Can I improve Ink Flow?

You can indeed! It's all about airflow, naturally, there should be a small space between the metal nib holder and the cotton core reservoir, sometimes this can get clogged by ink which can hinder ink flow.  The trick to getting the best airflow is to crease your cotton core reservoir so that it looks like a round-bottomed heart end on: ♡ . This allows airflow and in turn, the ink will flow more freely. An added perk is that It also keeps the reservoir nice and secure in the nib holder when refilling.

How do I change between inks?

There are two ways:

  • You can flush out the nib and ink reservoir under a warm running tap. Dry all parts thoroughly and refill with another ink. There may be a small amount of the previous colour but it will quickly blend out.

  • You can also replace the tip and reservoir as needed. Just take out the previous tip and reservoir and store them in a zip lock bag. (Lumos-specific storage coming soon).

    How do I remove a nib or untwist the ball.

    Sometimes, ink can dry around the fineliner tip making it a little tricky to budge. The best tools for the job are needle-nose pliers, tweezers, or even good ol'nail clippers to grab the tip and pull it out. (I'm also working on a little removal tool for inky tips).  If the ball on the end is also a tricky customer, you can pop marigolds (washing up gloves) on and give it a twist, the extra purchase will help loosen it. If it still needs some encouragement soaking it in warm soapy water and trying the above again will help.

    What are the differences between the Duo and the Single Lumos?

    The Duo Lumos allows you to have two different pens in one body, allowing you to easily change between nibs and ink colours on either side.

    The Single Lumos has one tip and one ink reservoir which is double the Duo's reservoir size.

    What's the difference between the Lumos and other refillable technical pens? (E.g. Rotring Isograph and Copic Multiliner).

    I designed the Lumos due to a few things I found frustrating about other refillable fineliners. Firstly, there was still quite a lot of unnecessary waste; to refill the Copic requires you to buy a plastic disposable refill and a replacement nib for the Rotring costs £20+. You're also limited by the type of ink you can use in each pen and tied into their format (much like printer cartridges). I wanted to make an extremely high quality and versatile version of a refillable fineliner, and thus the Lumos was born.

    Do the tips dull over time?

    The tips are made by the best Japanese technical pen manufacturers, so they will outlive many of their peers. Dulling/flattening of the tip depends on a few factors:

    • Smooth paper will decrease friction and in turn wear on the tips
    • Point size of the nib, the smaller the tip, the more pressure is going through a smaller area, which can shorten the tip's life.
    • A technique using excess pressure, or a style like a pointillism can shorten the lifetime of the tips.
    • Ink used, some inks flow more freely, which decreases the friction.

    The beauty is that you can replace these tips at a fraction of the cost and waste of other technical pens.

    Can I buy a selection of tips?

    Yes you can find the full tip collection here 
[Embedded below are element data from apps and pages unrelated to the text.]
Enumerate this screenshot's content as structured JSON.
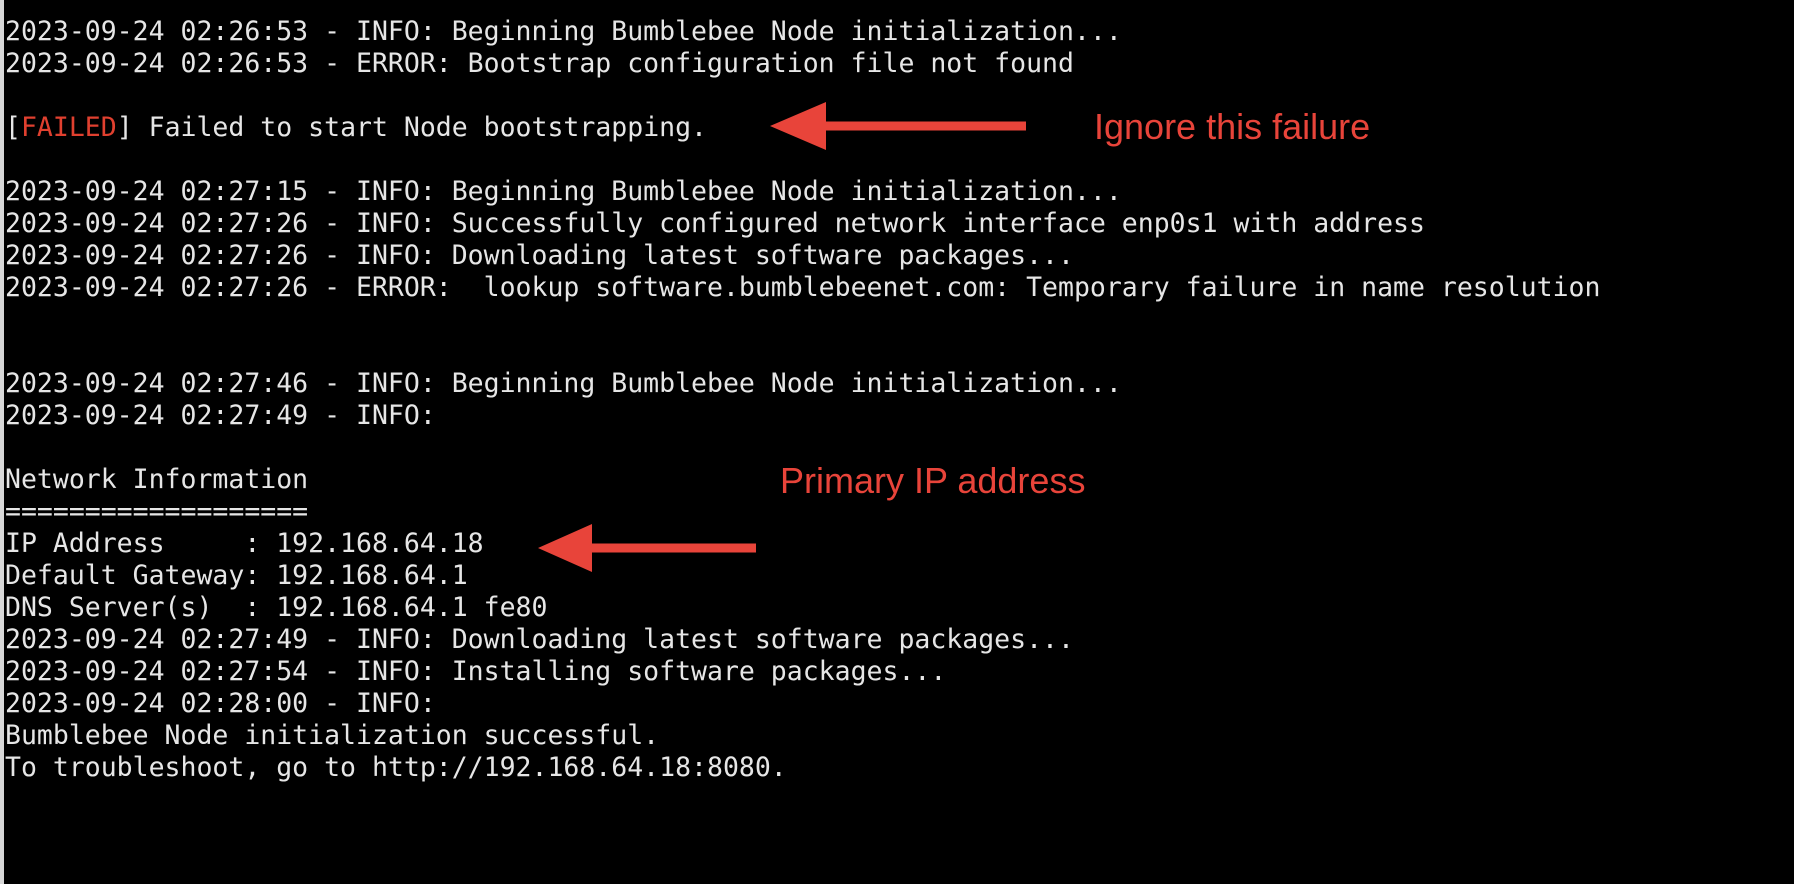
{
  "terminal": {
    "lines": [
      "2023-09-24 02:26:53 - INFO: Beginning Bumblebee Node initialization...",
      "2023-09-24 02:26:53 - ERROR: Bootstrap configuration file not found",
      "",
      "[FAILED] Failed to start Node bootstrapping.",
      "",
      "2023-09-24 02:27:15 - INFO: Beginning Bumblebee Node initialization...",
      "2023-09-24 02:27:26 - INFO: Successfully configured network interface enp0s1 with address",
      "2023-09-24 02:27:26 - INFO: Downloading latest software packages...",
      "2023-09-24 02:27:26 - ERROR:  lookup software.bumblebeenet.com: Temporary failure in name resolution",
      "",
      "",
      "2023-09-24 02:27:46 - INFO: Beginning Bumblebee Node initialization...",
      "2023-09-24 02:27:49 - INFO:",
      "",
      "Network Information",
      "===================",
      "IP Address     : 192.168.64.18",
      "Default Gateway: 192.168.64.1",
      "DNS Server(s)  : 192.168.64.1 fe80",
      "2023-09-24 02:27:49 - INFO: Downloading latest software packages...",
      "2023-09-24 02:27:54 - INFO: Installing software packages...",
      "2023-09-24 02:28:00 - INFO:",
      "Bumblebee Node initialization successful.",
      "To troubleshoot, go to http://192.168.64.18:8080."
    ],
    "failed_line": {
      "open_bracket": "[",
      "tag": "FAILED",
      "rest": "] Failed to start Node bootstrapping."
    }
  },
  "annotations": {
    "ignore_failure": "Ignore this failure",
    "primary_ip": "Primary IP address"
  },
  "colors": {
    "background": "#000000",
    "text": "#e6e6e6",
    "failed_tag": "#e0402f",
    "annotation": "#e8443a"
  }
}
    and multipacks of your favourite sizes and styles here

    Will my Lumos stain or scratch?

    No, the Lumos is made from anodised aluminium and PVD-coated stainless steel, both of which will not stain. It is also extremely hard wearing for everyday use.

    How quickly does the pen dry out between uses?

    Again, this all depends on Ink choice and where you store the pen. The beauty is that it's super easy to refresh the pen by recharging the reservoir with the original ink. If your pen is running a wee bit dry you can also dip the tip in water to get it going again.

    How do your nib sizes compare to other fineliners/technical pens?

    - Nib sizes are different depending on the manufacturer (Eg Sakura, Staedler). If anything, ours are on the smaller side so it might be worth getting the size down from your preferred choice or buying the full tip collection to find the ones that work best for you here.